[Problem] Return all the records, each one exactly as given.

[Provided records]
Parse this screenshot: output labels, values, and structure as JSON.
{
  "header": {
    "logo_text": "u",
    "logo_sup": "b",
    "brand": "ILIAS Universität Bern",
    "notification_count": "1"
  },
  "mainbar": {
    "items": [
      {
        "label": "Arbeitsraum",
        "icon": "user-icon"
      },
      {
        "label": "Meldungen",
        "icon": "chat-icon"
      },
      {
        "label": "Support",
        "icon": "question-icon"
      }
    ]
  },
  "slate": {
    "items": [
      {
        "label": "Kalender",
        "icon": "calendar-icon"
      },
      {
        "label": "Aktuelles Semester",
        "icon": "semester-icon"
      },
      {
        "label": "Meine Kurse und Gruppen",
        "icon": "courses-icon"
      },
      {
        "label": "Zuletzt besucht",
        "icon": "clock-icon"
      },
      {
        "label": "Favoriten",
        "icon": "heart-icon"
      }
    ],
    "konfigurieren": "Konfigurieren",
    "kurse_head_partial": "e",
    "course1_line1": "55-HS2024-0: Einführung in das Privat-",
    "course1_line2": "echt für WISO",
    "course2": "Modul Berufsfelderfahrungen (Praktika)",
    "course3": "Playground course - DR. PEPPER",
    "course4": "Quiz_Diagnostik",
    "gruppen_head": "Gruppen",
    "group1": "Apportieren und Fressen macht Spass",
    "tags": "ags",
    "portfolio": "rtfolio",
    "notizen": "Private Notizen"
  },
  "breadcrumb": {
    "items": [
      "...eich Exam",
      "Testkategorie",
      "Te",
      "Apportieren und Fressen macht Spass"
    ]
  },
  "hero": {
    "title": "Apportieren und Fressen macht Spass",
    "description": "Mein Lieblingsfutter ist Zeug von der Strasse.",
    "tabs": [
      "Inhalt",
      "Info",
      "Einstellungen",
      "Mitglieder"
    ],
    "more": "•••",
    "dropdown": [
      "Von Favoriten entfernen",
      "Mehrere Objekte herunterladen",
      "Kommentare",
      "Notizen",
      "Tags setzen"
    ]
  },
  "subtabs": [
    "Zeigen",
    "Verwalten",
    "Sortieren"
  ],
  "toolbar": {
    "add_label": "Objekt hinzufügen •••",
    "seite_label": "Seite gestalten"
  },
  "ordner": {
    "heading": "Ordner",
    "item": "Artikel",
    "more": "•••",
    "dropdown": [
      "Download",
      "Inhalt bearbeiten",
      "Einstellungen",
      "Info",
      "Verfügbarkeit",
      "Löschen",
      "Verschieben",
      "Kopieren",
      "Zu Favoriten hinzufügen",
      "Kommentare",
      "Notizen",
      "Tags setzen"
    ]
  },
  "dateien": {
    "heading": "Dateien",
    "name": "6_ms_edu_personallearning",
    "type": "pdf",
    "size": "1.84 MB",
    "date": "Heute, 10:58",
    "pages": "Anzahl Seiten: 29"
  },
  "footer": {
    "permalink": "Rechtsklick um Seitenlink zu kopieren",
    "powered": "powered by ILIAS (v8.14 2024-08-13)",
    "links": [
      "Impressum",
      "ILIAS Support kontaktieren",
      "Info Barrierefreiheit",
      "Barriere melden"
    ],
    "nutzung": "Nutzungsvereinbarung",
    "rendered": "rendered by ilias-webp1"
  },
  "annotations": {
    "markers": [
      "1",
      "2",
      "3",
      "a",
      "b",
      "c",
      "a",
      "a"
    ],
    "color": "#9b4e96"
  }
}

[Your response]
Parse this screenshot: output labels, values, and structure as JSON.
{
  "header": {
    "logo_text": "u",
    "logo_sup": "b",
    "brand": "ILIAS Universität Bern",
    "notification_count": "1"
  },
  "mainbar": {
    "items": [
      {
        "label": "Arbeitsraum",
        "icon": "user-icon"
      },
      {
        "label": "Meldungen",
        "icon": "chat-icon"
      },
      {
        "label": "Support",
        "icon": "question-icon"
      }
    ]
  },
  "slate": {
    "items": [
      {
        "label": "Kalender",
        "icon": "calendar-icon"
      },
      {
        "label": "Aktuelles Semester",
        "icon": "semester-icon"
      },
      {
        "label": "Meine Kurse und Gruppen",
        "icon": "courses-icon"
      },
      {
        "label": "Zuletzt besucht",
        "icon": "clock-icon"
      },
      {
        "label": "Favoriten",
        "icon": "heart-icon"
      }
    ],
    "konfigurieren": "Konfigurieren",
    "kurse_head_partial": "e",
    "course1_line1": "55-HS2024-0: Einführung in das Privat-",
    "course1_line2": "echt für WISO",
    "course2": "Modul Berufsfelderfahrungen (Praktika)",
    "course3": "Playground course - DR. PEPPER",
    "course4": "Quiz_Diagnostik",
    "gruppen_head": "Gruppen",
    "group1": "Apportieren und Fressen macht Spass",
    "tags": "ags",
    "portfolio": "rtfolio",
    "notizen": "Private Notizen"
  },
  "breadcrumb": {
    "items": [
      "...eich Exam",
      "Testkategorie",
      "Te",
      "Apportieren und Fressen macht Spass"
    ]
  },
  "hero": {
    "title": "Apportieren und Fressen macht Spass",
    "description": "Mein Lieblingsfutter ist Zeug von der Strasse.",
    "tabs": [
      "Inhalt",
      "Info",
      "Einstellungen",
      "Mitglieder"
    ],
    "more": "•••",
    "dropdown": [
      "Von Favoriten entfernen",
      "Mehrere Objekte herunterladen",
      "Kommentare",
      "Notizen",
      "Tags setzen"
    ]
  },
  "subtabs": [
    "Zeigen",
    "Verwalten",
    "Sortieren"
  ],
  "toolbar": {
    "add_label": "Objekt hinzufügen •••",
    "seite_label": "Seite gestalten"
  },
  "ordner": {
    "heading": "Ordner",
    "item": "Artikel",
    "more": "•••",
    "dropdown": [
      "Download",
      "Inhalt bearbeiten",
      "Einstellungen",
      "Info",
      "Verfügbarkeit",
      "Löschen",
      "Verschieben",
      "Kopieren",
      "Zu Favoriten hinzufügen",
      "Kommentare",
      "Notizen",
      "Tags setzen"
    ]
  },
  "dateien": {
    "heading": "Dateien",
    "name": "6_ms_edu_personallearning",
    "type": "pdf",
    "size": "1.84 MB",
    "date": "Heute, 10:58",
    "pages": "Anzahl Seiten: 29"
  },
  "footer": {
    "permalink": "Rechtsklick um Seitenlink zu kopieren",
    "powered": "powered by ILIAS (v8.14 2024-08-13)",
    "links": [
      "Impressum",
      "ILIAS Support kontaktieren",
      "Info Barrierefreiheit",
      "Barriere melden"
    ],
    "nutzung": "Nutzungsvereinbarung",
    "rendered": "rendered by ilias-webp1"
  },
  "annotations": {
    "markers": [
      "1",
      "2",
      "3",
      "a",
      "b",
      "c",
      "a",
      "a"
    ],
    "color": "#9b4e96"
  }
}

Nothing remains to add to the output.